§ **Work to complete**
Word for word, repeat all of the entries.

(Beginning of Recorded information)

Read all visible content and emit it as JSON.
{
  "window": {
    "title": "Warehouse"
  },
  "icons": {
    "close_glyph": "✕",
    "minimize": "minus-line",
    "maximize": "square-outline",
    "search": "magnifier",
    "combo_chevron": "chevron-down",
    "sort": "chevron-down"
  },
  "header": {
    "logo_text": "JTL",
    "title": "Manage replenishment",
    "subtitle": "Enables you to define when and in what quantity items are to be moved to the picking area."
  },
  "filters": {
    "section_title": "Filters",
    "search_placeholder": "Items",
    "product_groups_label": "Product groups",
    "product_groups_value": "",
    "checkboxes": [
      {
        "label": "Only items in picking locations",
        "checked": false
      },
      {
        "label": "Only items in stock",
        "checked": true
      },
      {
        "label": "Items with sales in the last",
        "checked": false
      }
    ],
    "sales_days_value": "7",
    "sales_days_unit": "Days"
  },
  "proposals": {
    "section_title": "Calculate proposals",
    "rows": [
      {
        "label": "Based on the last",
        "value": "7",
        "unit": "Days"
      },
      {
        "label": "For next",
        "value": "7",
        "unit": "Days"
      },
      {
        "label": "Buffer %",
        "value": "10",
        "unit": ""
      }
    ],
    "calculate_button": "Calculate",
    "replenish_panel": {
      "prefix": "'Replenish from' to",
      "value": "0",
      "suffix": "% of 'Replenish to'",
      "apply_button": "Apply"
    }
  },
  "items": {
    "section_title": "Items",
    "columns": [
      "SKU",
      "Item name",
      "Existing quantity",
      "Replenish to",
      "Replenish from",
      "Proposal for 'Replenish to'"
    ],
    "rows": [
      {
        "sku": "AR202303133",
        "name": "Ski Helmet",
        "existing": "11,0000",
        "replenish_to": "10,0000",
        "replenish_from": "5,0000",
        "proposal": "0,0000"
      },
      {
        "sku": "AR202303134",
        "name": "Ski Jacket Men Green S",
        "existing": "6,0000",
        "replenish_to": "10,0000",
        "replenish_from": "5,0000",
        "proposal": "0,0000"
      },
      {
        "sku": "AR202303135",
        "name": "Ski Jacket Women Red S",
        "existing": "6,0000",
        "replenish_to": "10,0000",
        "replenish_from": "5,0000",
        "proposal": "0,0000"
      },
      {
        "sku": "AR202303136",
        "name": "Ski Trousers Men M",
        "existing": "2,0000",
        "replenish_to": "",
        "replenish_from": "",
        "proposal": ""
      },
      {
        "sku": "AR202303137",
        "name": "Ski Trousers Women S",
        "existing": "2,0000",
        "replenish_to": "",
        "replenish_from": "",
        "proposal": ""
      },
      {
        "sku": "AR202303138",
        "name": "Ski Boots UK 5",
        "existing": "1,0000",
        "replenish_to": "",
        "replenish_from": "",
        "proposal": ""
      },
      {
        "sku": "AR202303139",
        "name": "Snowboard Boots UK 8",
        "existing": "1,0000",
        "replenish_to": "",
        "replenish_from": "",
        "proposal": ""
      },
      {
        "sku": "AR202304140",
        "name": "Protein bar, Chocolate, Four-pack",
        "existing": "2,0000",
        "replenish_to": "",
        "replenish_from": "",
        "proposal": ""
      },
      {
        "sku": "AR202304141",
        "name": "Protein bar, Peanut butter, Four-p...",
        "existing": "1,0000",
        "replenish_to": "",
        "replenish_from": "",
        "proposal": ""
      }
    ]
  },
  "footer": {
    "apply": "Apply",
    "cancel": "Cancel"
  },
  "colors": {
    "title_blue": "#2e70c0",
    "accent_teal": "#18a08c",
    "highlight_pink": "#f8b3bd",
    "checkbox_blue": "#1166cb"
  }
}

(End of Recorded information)

§ **Response area**
Read all visible content and emit it as JSON.
{
  "window": {
    "title": "Warehouse"
  },
  "icons": {
    "close_glyph": "✕",
    "minimize": "minus-line",
    "maximize": "square-outline",
    "search": "magnifier",
    "combo_chevron": "chevron-down",
    "sort": "chevron-down"
  },
  "header": {
    "logo_text": "JTL",
    "title": "Manage replenishment",
    "subtitle": "Enables you to define when and in what quantity items are to be moved to the picking area."
  },
  "filters": {
    "section_title": "Filters",
    "search_placeholder": "Items",
    "product_groups_label": "Product groups",
    "product_groups_value": "",
    "checkboxes": [
      {
        "label": "Only items in picking locations",
        "checked": false
      },
      {
        "label": "Only items in stock",
        "checked": true
      },
      {
        "label": "Items with sales in the last",
        "checked": false
      }
    ],
    "sales_days_value": "7",
    "sales_days_unit": "Days"
  },
  "proposals": {
    "section_title": "Calculate proposals",
    "rows": [
      {
        "label": "Based on the last",
        "value": "7",
        "unit": "Days"
      },
      {
        "label": "For next",
        "value": "7",
        "unit": "Days"
      },
      {
        "label": "Buffer %",
        "value": "10",
        "unit": ""
      }
    ],
    "calculate_button": "Calculate",
    "replenish_panel": {
      "prefix": "'Replenish from' to",
      "value": "0",
      "suffix": "% of 'Replenish to'",
      "apply_button": "Apply"
    }
  },
  "items": {
    "section_title": "Items",
    "columns": [
      "SKU",
      "Item name",
      "Existing quantity",
      "Replenish to",
      "Replenish from",
      "Proposal for 'Replenish to'"
    ],
    "rows": [
      {
        "sku": "AR202303133",
        "name": "Ski Helmet",
        "existing": "11,0000",
        "replenish_to": "10,0000",
        "replenish_from": "5,0000",
        "proposal": "0,0000"
      },
      {
        "sku": "AR202303134",
        "name": "Ski Jacket Men Green S",
        "existing": "6,0000",
        "replenish_to": "10,0000",
        "replenish_from": "5,0000",
        "proposal": "0,0000"
      },
      {
        "sku": "AR202303135",
        "name": "Ski Jacket Women Red S",
        "existing": "6,0000",
        "replenish_to": "10,0000",
        "replenish_from": "5,0000",
        "proposal": "0,0000"
      },
      {
        "sku": "AR202303136",
        "name": "Ski Trousers Men M",
        "existing": "2,0000",
        "replenish_to": "",
        "replenish_from": "",
        "proposal": ""
      },
      {
        "sku": "AR202303137",
        "name": "Ski Trousers Women S",
        "existing": "2,0000",
        "replenish_to": "",
        "replenish_from": "",
        "proposal": ""
      },
      {
        "sku": "AR202303138",
        "name": "Ski Boots UK 5",
        "existing": "1,0000",
        "replenish_to": "",
        "replenish_from": "",
        "proposal": ""
      },
      {
        "sku": "AR202303139",
        "name": "Snowboard Boots UK 8",
        "existing": "1,0000",
        "replenish_to": "",
        "replenish_from": "",
        "proposal": ""
      },
      {
        "sku": "AR202304140",
        "name": "Protein bar, Chocolate, Four-pack",
        "existing": "2,0000",
        "replenish_to": "",
        "replenish_from": "",
        "proposal": ""
      },
      {
        "sku": "AR202304141",
        "name": "Protein bar, Peanut butter, Four-p...",
        "existing": "1,0000",
        "replenish_to": "",
        "replenish_from": "",
        "proposal": ""
      }
    ]
  },
  "footer": {
    "apply": "Apply",
    "cancel": "Cancel"
  },
  "colors": {
    "title_blue": "#2e70c0",
    "accent_teal": "#18a08c",
    "highlight_pink": "#f8b3bd",
    "checkbox_blue": "#1166cb"
  }
}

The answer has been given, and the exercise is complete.